Dataset items
::::::::

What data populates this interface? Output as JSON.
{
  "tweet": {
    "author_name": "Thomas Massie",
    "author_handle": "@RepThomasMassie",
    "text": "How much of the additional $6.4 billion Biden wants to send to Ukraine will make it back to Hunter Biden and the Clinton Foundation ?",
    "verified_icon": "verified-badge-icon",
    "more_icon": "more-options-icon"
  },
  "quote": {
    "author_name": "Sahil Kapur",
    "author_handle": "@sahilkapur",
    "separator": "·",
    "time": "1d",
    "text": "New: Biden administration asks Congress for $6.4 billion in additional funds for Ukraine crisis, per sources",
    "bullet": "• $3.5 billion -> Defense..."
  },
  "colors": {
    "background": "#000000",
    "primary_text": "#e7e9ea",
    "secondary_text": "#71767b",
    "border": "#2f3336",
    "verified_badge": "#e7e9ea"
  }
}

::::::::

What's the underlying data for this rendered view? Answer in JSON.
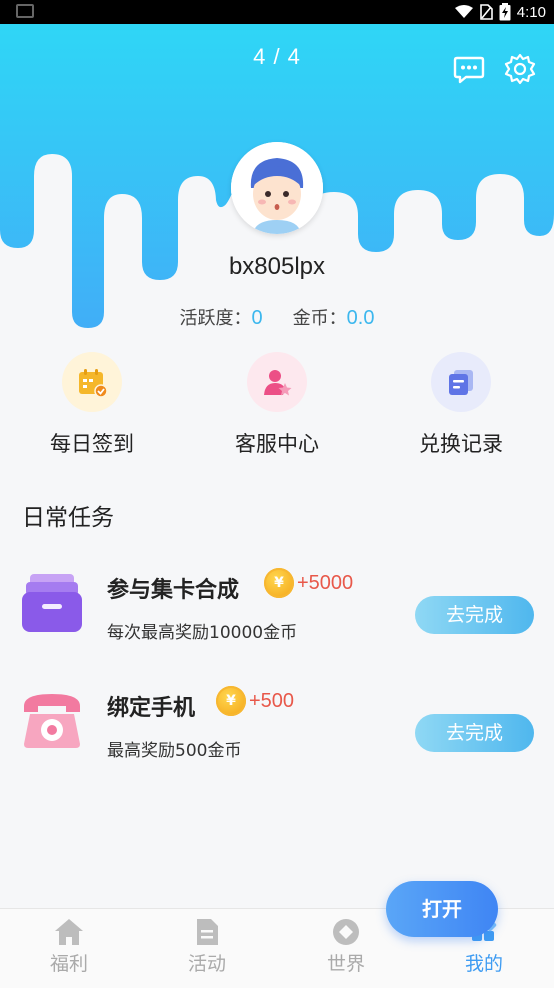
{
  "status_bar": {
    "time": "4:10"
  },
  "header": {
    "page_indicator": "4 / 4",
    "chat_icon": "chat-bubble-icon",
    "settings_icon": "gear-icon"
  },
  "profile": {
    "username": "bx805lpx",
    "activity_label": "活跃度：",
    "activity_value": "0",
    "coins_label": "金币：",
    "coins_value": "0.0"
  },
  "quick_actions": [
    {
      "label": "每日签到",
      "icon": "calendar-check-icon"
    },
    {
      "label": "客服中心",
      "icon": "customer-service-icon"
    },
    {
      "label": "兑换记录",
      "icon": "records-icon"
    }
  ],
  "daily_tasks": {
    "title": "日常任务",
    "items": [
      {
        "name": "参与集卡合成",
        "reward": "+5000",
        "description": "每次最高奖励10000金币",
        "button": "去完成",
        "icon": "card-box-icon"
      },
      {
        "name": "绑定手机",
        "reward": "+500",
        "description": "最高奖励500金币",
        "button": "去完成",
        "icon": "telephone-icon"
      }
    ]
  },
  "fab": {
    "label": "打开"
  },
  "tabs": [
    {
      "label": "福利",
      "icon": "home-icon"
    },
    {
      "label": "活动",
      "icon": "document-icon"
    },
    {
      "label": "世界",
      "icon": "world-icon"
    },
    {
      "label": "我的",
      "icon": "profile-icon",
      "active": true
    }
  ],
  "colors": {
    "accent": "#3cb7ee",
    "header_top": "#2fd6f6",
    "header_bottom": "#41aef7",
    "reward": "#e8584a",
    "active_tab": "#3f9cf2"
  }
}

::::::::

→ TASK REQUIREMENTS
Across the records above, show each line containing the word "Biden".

→ RESULT
    "text": "How much of the additional $6.4 billion Biden wants to send to Ukraine will make it back to Hunter Biden and the Clinton Foundation ?",
    "text": "New: Biden administration asks Congress for $6.4 billion in additional funds for Ukraine crisis, per sources",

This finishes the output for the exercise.